Segment Start: Task data

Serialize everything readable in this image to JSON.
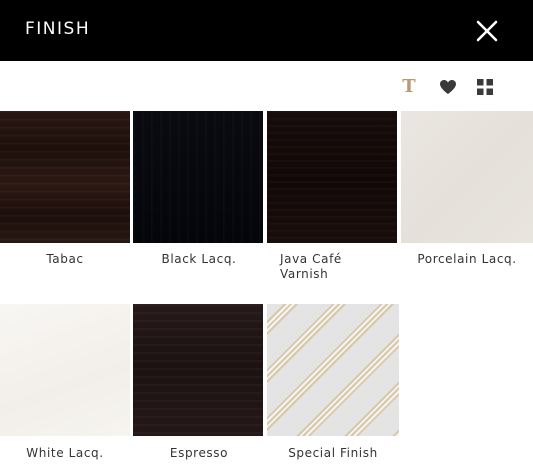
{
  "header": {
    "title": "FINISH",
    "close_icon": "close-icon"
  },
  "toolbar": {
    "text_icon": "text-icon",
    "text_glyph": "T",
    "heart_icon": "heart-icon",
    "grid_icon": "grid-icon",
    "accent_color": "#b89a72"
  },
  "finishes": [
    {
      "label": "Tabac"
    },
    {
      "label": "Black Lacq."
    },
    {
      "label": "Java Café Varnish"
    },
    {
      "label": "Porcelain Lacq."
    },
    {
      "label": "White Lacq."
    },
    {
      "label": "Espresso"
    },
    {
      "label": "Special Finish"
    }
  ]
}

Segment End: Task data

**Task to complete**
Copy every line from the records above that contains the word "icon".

**Your response**
    "close_icon": "close-icon"
    "text_icon": "text-icon",
    "heart_icon": "heart-icon",
    "grid_icon": "grid-icon",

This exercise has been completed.